The Moto G was Motorola’s hero device for a large number of users than Motorola anticipated. This is because thanks to the device’s low pricing and reasonable specs, it was able to capture the attention of buyers in emerging markets like in India, Mexico and Brazil. I’m still wondering why Motorola has never bothered to bring this device to Africa where the likes of Tecno have been on a roll in countries like Kenya and Nigeria with their low cost Android devices. Hopefully the arrival of Android One based smartphones later this month in India and other targeted countries will convince Motorola to finally find new markets for its budget devices. New owner Lenovo has quite a foothold in Africa and we expect Moto will follow suit.
- Size & weight: 141.5×70.7×10.99mm, 149grams

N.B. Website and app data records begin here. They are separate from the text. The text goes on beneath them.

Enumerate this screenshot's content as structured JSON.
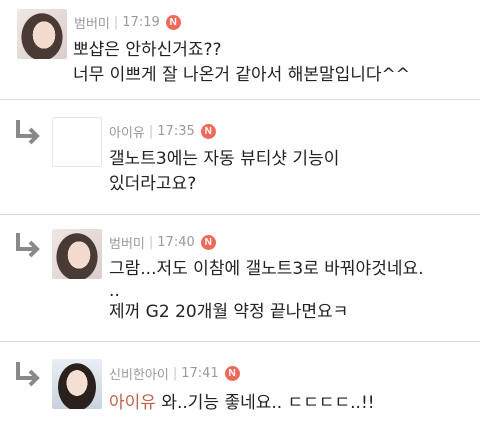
{
  "comments": [
    {
      "author": "범버미",
      "time": "17:19",
      "badge": "N",
      "avatar_icon": "profile-photo",
      "lines": [
        "뽀샵은 안하신거죠??",
        "너무 이쁘게 잘 나온거 같아서 해본말입니다^^"
      ]
    },
    {
      "author": "아이유",
      "time": "17:35",
      "badge": "N",
      "avatar_icon": "empty-profile",
      "reply_icon": "reply-arrow-icon",
      "lines": [
        "갤노트3에는 자동 뷰티샷 기능이",
        "있더라고요?"
      ]
    },
    {
      "author": "범버미",
      "time": "17:40",
      "badge": "N",
      "avatar_icon": "profile-photo",
      "reply_icon": "reply-arrow-icon",
      "lines": [
        "그람...저도 이참에 갤노트3로 바꿔야것네요.",
        "..",
        "제꺼 G2 20개월 약정 끝나면요ㅋ"
      ]
    },
    {
      "author": "신비한아이",
      "time": "17:41",
      "badge": "N",
      "avatar_icon": "profile-photo",
      "reply_icon": "reply-arrow-icon",
      "mention": "아이유",
      "text": " 와..기능 좋네요.. ㄷㄷㄷㄷ..!!"
    }
  ],
  "colors": {
    "badge": "#ef6a5a",
    "mention": "#c0624d",
    "meta": "#9a9a9a",
    "separator": "#d9d9d9"
  }
}
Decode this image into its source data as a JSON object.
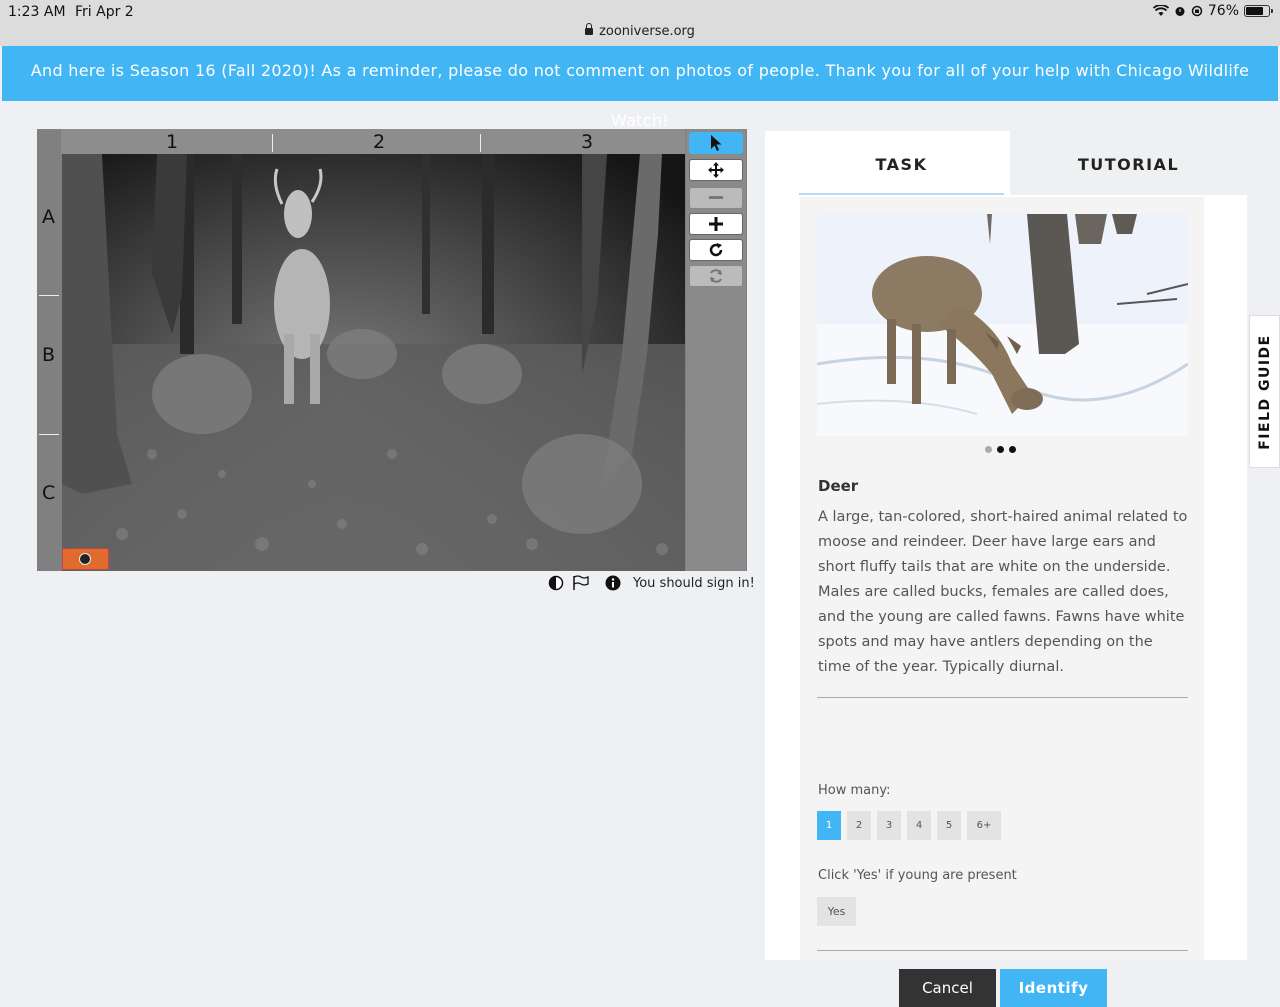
{
  "status_bar": {
    "time": "1:23 AM",
    "date": "Fri Apr 2",
    "url": "zooniverse.org",
    "battery": "76%",
    "battery_level": 0.76
  },
  "banner": {
    "text": "And here is Season 16 (Fall 2020)! As a reminder, please do not comment on photos of people. Thank you for all of your help with Chicago Wildlife Watch!"
  },
  "viewer": {
    "columns": [
      "1",
      "2",
      "3"
    ],
    "rows": [
      "A",
      "B",
      "C"
    ],
    "tools": [
      "pointer-icon",
      "move-icon",
      "zoom-out-icon",
      "zoom-in-icon",
      "rotate-icon",
      "reset-icon"
    ],
    "footer_text": "You should sign in!"
  },
  "panel": {
    "tabs": {
      "task": "TASK",
      "tutorial": "TUTORIAL"
    },
    "animal_name": "Deer",
    "description": "A large, tan-colored, short-haired animal related to moose and reindeer. Deer have large ears and short fluffy tails that are white on the underside. Males are called bucks, females are called does, and the young are called fawns. Fawns have white spots and may have antlers depending on the time of the year. Typically diurnal.",
    "how_many_label": "How many:",
    "counts": [
      "1",
      "2",
      "3",
      "4",
      "5",
      "6+"
    ],
    "selected_count": "1",
    "young_label": "Click 'Yes' if young are present",
    "yes_label": "Yes",
    "cancel_label": "Cancel",
    "identify_label": "Identify"
  },
  "field_guide": {
    "label": "FIELD GUIDE"
  },
  "colors": {
    "accent": "#42b6f4",
    "dark_button": "#333333"
  }
}
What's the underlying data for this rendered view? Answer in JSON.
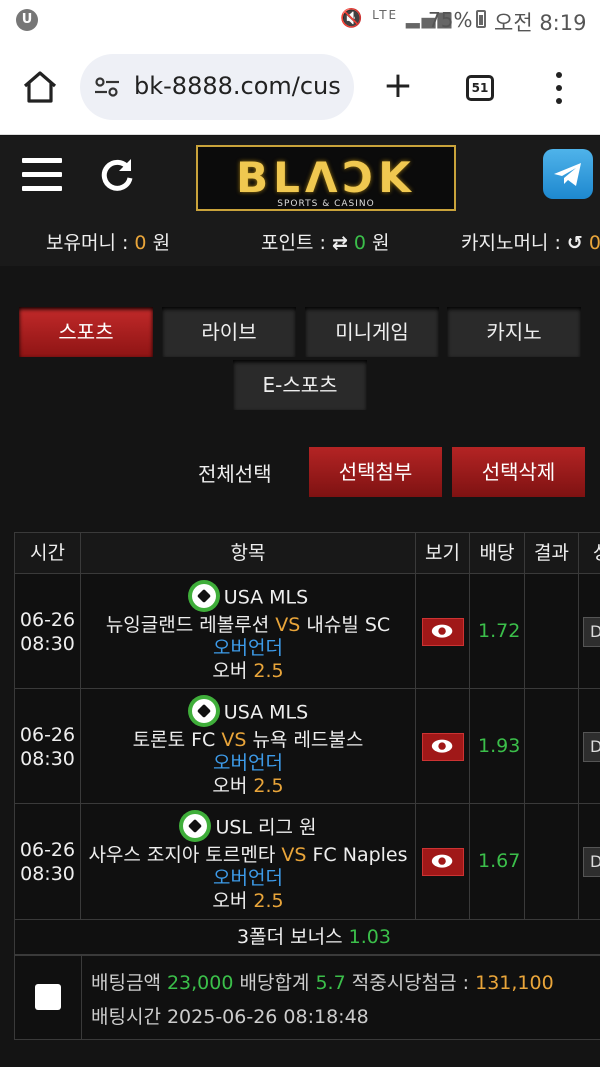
{
  "status_bar": {
    "battery": "75%",
    "time": "오전 8:19",
    "network": "LTE",
    "app_badge": "U"
  },
  "browser": {
    "url": "bk-8888.com/cus",
    "tab_count": "51",
    "icons": [
      "home-icon",
      "tune-icon",
      "plus-icon",
      "tabs-icon",
      "more-vert-icon"
    ]
  },
  "header": {
    "logo_text": "BLΛƆK",
    "logo_sub": "SPORTS & CASINO",
    "wallet": {
      "money_label": "보유머니 :",
      "money_value": "0",
      "money_unit": "원",
      "points_label": "포인트 :",
      "points_value": "0",
      "points_unit": "원",
      "casino_label": "카지노머니 :",
      "casino_value": "0"
    }
  },
  "categories": [
    {
      "label": "스포츠",
      "active": true
    },
    {
      "label": "라이브",
      "active": false
    },
    {
      "label": "미니게임",
      "active": false
    },
    {
      "label": "카지노",
      "active": false
    },
    {
      "label": "E-스포츠",
      "active": false
    }
  ],
  "actions": {
    "select_all": "전체선택",
    "attach_selected": "선택첨부",
    "delete_selected": "선택삭제"
  },
  "table": {
    "headers": [
      "시간",
      "항목",
      "보기",
      "배당",
      "결과",
      "상"
    ],
    "rows": [
      {
        "date": "06-26",
        "time": "08:30",
        "league": "USA MLS",
        "home": "뉴잉글랜드 레볼루션",
        "vs": "VS",
        "away": "내슈빌 SC",
        "market": "오버언더",
        "pick": "오버",
        "line": "2.5",
        "odds": "1.72",
        "status_btn": "D"
      },
      {
        "date": "06-26",
        "time": "08:30",
        "league": "USA MLS",
        "home": "토론토 FC",
        "vs": "VS",
        "away": "뉴욕 레드불스",
        "market": "오버언더",
        "pick": "오버",
        "line": "2.5",
        "odds": "1.93",
        "status_btn": "D"
      },
      {
        "date": "06-26",
        "time": "08:30",
        "league": "USL 리그 원",
        "home": "사우스 조지아 토르멘타",
        "vs": "VS",
        "away": "FC Naples",
        "market": "오버언더",
        "pick": "오버",
        "line": "2.5",
        "odds": "1.67",
        "status_btn": "D"
      }
    ],
    "bonus_label": "3폴더 보너스",
    "bonus_value": "1.03"
  },
  "summary": {
    "bet_amount_label": "배팅금액",
    "bet_amount": "23,000",
    "odds_total_label": "배당합계",
    "odds_total": "5.7",
    "payout_label": "적중시당첨금 :",
    "payout": "131,100",
    "bet_time_label": "배팅시간",
    "bet_time": "2025-06-26 08:18:48"
  }
}
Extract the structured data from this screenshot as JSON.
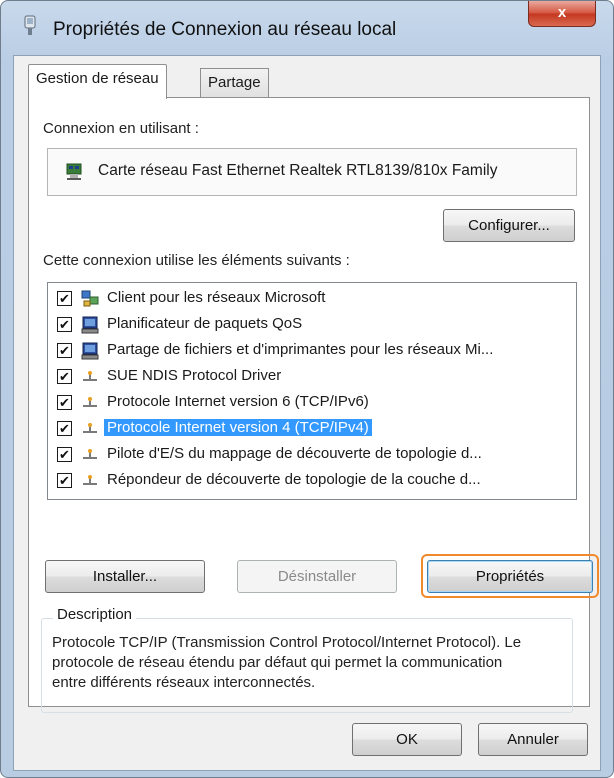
{
  "window": {
    "title": "Propriétés de Connexion au réseau local",
    "close_label": "x"
  },
  "tabs": [
    {
      "label": "Gestion de réseau",
      "active": true
    },
    {
      "label": "Partage",
      "active": false
    }
  ],
  "connection": {
    "label": "Connexion en utilisant :",
    "adapter": "Carte réseau Fast Ethernet Realtek RTL8139/810x Family",
    "configure_button": "Configurer..."
  },
  "components": {
    "label": "Cette connexion utilise les éléments suivants :",
    "items": [
      {
        "label": "Client pour les réseaux Microsoft",
        "checked": true,
        "icon": "network-client-icon"
      },
      {
        "label": "Planificateur de paquets QoS",
        "checked": true,
        "icon": "computer-service-icon"
      },
      {
        "label": "Partage de fichiers et d'imprimantes pour les réseaux Mi...",
        "checked": true,
        "icon": "computer-service-icon"
      },
      {
        "label": "SUE NDIS Protocol Driver",
        "checked": true,
        "icon": "protocol-icon"
      },
      {
        "label": "Protocole Internet version 6 (TCP/IPv6)",
        "checked": true,
        "icon": "protocol-icon"
      },
      {
        "label": "Protocole Internet version 4 (TCP/IPv4)",
        "checked": true,
        "icon": "protocol-icon",
        "selected": true
      },
      {
        "label": "Pilote d'E/S du mappage de découverte de topologie d...",
        "checked": true,
        "icon": "protocol-icon"
      },
      {
        "label": "Répondeur de découverte de topologie de la couche d...",
        "checked": true,
        "icon": "protocol-icon"
      }
    ],
    "check_mark": "✔"
  },
  "buttons": {
    "install": "Installer...",
    "uninstall": "Désinstaller",
    "properties": "Propriétés",
    "ok": "OK",
    "cancel": "Annuler"
  },
  "description": {
    "legend": "Description",
    "text": "Protocole TCP/IP (Transmission Control Protocol/Internet Protocol). Le protocole de réseau étendu par défaut qui permet la communication entre différents réseaux interconnectés."
  },
  "colors": {
    "selection": "#3399ff",
    "highlight_frame": "#f08a2c",
    "close_button": "#c3371f"
  }
}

- Processor: 1.2 GHz Snapdragon 400 quad-core, Adreno 305 GPU
- Display: 5-inch HD (1280 x 720 pixels… 294 ppi)
- Memory: 1 GB RAM/ 8 or 16 GB internal storage (expandable via microSD upto 32 GB in the 4G LTE variant)
- Camera: 8 MP main camera with LED flash/ 2 MP front-facing camera
- OS: Android 4.4.4
- Battery: 2070 mAh
- Others: Bluetooth 4.0, Wi-Fi 802.11 b/g/n, 3G, microUSB 2.0
This is the first round Android Wear smartwatch to be unveiled. Though it has only made cameo appearances in the past, a development that has seen LG outsmart Motorola to avail to the market a round smartwatch first, the Moto 360 is finally going on sale. You’ll now be able to get one. For $250 (more expensive than the Moto G). For many, it is the smartwatch that was worth waiting for. Whether it will be able to steal the thunder from Samsung’s extensive Gear smartwatch lineup is something we’ll have to wait and see (hint: it won’t).
The Moto 360 has a 1.56-inch (320 x 290 pixels) display, 512MB RAM, a 320 mAh, 4GB internal storage and is powered by a Texas Instruments OMAP 3 chip.
It’s an earable. Well, there’s nothing like that but you get the point. It’s a wearable for your ears. If you want a better understanding of it, just imagine it as an earphone (a wireless one for that matter) that has extended capabilities. It pairs with a smartphone and from then on will listen for voice commands from the user. You can use it as a speaker and a microphone. This is something that traditional earbuds do but the major difference is that the Moto Hint won’t be just limited to being used as a microphone when receiving or making calls. It’s always listening. It is the Moto X’s Touchless Control feature brought to your ear!